Small businesses are the foundation of our economy, and the fabric of our society. As such, we asked small business leaders how they feel about the state of their businesses and the future of entrepreneurialism. From COVID-mandated restrictions and operational changes, to small businesses anchoring communities and supporting social movements, small and medium businesses (SMBs) have been more top of mind than ever. Let’s take a look at what we learned in 2020 that can better inform 2021.
We surveyed more than 2,300 small business owners and leaders across the globe to answer these questions in the latest edition of our Small & Medium Business Trends Report. What follows are some telling small business trends that grabbed my interest.
1. SMBs are optimistic about the future of their business
Optimism remains down about eight percentage points since March 2020 before the pandemic, but 72% of business leaders feel optimistic about the future as of August 2020. To me, this is one of the most important small business statistics, and it tracks with what we hear when we talk to small business owners and leaders. The pandemic has tested us all personally and professionally, and one thing I continue to hear from our customers is that we’re learning we’re a lot stronger than we thought. We can pivot, change, and take these challenges head on. SMB business leaders are a resilient group.
2. SMB leaders take action against racial injustice, but there’s more work to be done
2020 also shed a light on ongoing systemic racism and the harmful impacts it has on our most underrepresented communities — in particular, the Black community and recently, the American and Pacific Islander (AAPI) community.
Our research shows some SMB leaders, globally, have taken action, such as training employees on more inclusive practices (39%), and/or engaging in conversations about race and diversity (21%). However, the data shows us that not all SMB leaders are taking the same approach to advancing race equality. Almost half of Black SMB leaders in the U.S.* say their business has taken a public stance regarding racial justice issues (48%) and/or is making an active effort to train employees on more inclusive practices (46%). We also see a clear gap between the proportion of Black and Latinx* SMB leaders in the U.S. who have taken any action against racial injustice (81% and 54%, respectively) as compared to their white counterparts (40%).
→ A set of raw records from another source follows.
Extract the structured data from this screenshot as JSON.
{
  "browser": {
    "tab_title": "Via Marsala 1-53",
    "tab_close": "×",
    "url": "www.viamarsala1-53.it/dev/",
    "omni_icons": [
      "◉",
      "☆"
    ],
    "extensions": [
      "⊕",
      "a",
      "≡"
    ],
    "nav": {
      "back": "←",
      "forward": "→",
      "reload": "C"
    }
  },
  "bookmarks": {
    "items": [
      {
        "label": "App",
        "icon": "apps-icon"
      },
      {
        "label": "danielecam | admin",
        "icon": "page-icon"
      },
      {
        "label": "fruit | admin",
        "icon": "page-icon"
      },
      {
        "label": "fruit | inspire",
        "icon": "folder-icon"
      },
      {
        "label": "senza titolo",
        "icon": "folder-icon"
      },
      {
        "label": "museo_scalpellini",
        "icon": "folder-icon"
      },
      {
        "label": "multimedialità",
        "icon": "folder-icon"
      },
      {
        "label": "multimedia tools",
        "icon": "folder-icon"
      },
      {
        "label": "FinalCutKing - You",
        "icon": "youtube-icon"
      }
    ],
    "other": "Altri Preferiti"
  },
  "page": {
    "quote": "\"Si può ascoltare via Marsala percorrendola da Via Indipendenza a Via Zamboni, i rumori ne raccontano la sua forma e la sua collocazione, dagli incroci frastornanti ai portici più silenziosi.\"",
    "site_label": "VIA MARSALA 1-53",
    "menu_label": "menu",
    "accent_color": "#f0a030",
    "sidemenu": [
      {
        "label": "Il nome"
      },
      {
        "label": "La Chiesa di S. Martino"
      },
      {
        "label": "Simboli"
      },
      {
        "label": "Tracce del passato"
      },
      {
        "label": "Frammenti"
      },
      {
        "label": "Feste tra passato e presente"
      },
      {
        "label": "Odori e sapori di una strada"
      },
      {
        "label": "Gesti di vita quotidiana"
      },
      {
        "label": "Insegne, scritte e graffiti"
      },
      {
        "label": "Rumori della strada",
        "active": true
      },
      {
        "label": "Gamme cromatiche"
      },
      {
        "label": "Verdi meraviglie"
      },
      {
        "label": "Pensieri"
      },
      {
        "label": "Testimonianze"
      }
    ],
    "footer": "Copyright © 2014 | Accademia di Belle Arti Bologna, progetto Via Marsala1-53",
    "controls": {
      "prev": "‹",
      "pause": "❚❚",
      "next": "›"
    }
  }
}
One thing I continue to hear from our customers is that we’re learning we’re a lot stronger than we thought. We can pivot, change, and take these challenges head on. SMB business leaders are a resilient group.
Though this work is critical and valuable, 55% of SMB leaders in the U.S. have not taken any listed action to combat racial injustice. To reach true equality and equity, all of us need to do our part. At Salesforce, we’re focusing on training and programs to help employees better understand how to be racial equality allies. We hope to see continued improvement across the SMB sector.
3. Small and medium businesses have changed the way they interact with customers
Four things growing SMBs are doing to change customer interactions and address new customer expectations since the COVID-19 pandemic began jumped out at me:
- A majority of growing SMBs (57%) said they are more careful about their customer communications. This includes not only targeted messages, but also transparency about what they’re doing to address pandemic-specific concerns (e.g., food pickup/delivery).
- They are expanding how customers reach them. Many SMBs are now using SMS and other real-time messaging platforms to offer instant customer service. Nearly half (49%) of growing SMBs said they have expanded the ways customers can reach them.
- 49% of growing SMBs are offering more flexibility to customers, including around payment terms. Customers are in control and need to be treated as such.
- Just over a third of growing SMBs (37%) are prioritizing developing customer relationships over one-time transactions.
4. Digital-forward SMBs are more prepared to handle market volatility
The pandemic has forced many businesses to digitize in order to offer touchless payments, contactless pick-up/delivery of goods, and other COVID-safer customer options. Thirty-five percent of growing businesses that had less than 50% of business operations digitized before the pandemic said the pandemic accelerated their digitization plans, but only 28% of stagnant or declining SMBs said the same.
5. Small business statistics indicate they’re taking action to prepare for future crises
Notably, some SMBs (27%) have started emergency funds as a backstop against future business interruptions. The majority of SMBs are so dependent on monthly revenue that even a one month disruption can require recovery.
Many SMBs are now using SMS and other real-time messaging platforms to offer instant customer service. Nearly half (49%) of growing SMBs said they have expanded the ways customers can reach them.
SMBs are also digitizing customer interactions (38%), internal communications (35%), and workflows (34%) to help ensure flexibility and continuity of operations in the event of a future crisis. Before the pandemic, SMB leaders reported that on average, 44% of their business operations were digitized. Nearly one in three of those that had less than 50% of business operations digitized before the pandemic began (30%) said the pandemic had accelerated their digitization initiatives.
These digitization exercises can deliver benefits well beyond the life of this pandemic. As we make our way toward full economic reopening, we may return to some of the old ways of doing business. But like buying more online and working from home, many of the changes brought on by the pandemic – or accelerated by it – are here to stay.
*Small sample size (n<100), results must be interpreted directionally.